WHAT THE TASK ASKS: What is the number of lines below that include the string "heading"? Provide that number alone.

DATA RECORDS:
Segment Open

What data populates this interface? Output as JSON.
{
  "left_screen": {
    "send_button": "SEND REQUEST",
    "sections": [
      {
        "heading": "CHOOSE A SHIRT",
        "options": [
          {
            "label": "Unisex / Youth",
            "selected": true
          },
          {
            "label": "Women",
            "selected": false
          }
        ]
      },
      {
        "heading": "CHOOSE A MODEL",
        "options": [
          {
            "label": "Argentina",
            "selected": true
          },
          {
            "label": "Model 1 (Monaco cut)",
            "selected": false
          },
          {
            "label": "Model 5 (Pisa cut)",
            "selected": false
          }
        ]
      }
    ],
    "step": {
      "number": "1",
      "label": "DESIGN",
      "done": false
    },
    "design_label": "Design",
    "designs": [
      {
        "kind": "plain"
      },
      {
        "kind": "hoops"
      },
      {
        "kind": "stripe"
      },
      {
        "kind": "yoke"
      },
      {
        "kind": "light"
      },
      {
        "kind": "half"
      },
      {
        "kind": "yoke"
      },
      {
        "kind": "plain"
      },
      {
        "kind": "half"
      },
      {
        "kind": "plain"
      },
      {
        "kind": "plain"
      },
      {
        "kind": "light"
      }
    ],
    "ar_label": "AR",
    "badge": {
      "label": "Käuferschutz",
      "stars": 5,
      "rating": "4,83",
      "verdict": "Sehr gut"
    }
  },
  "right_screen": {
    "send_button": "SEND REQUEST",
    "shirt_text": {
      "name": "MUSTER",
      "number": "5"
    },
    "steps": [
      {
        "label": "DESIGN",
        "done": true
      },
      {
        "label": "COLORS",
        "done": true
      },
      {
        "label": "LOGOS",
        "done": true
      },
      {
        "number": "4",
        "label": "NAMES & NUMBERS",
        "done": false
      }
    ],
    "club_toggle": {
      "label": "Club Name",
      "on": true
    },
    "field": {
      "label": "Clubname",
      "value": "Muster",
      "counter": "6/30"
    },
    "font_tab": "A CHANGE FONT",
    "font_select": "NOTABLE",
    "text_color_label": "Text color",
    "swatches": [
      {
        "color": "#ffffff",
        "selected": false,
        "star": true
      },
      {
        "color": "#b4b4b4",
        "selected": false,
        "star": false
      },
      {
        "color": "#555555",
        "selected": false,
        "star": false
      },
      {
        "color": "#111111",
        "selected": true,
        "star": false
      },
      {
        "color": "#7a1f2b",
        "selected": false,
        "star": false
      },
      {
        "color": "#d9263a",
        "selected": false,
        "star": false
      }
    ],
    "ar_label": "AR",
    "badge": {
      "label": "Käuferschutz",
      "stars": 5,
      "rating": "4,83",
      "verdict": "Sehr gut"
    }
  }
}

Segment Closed

RESPONSE TO THIS TASK: 2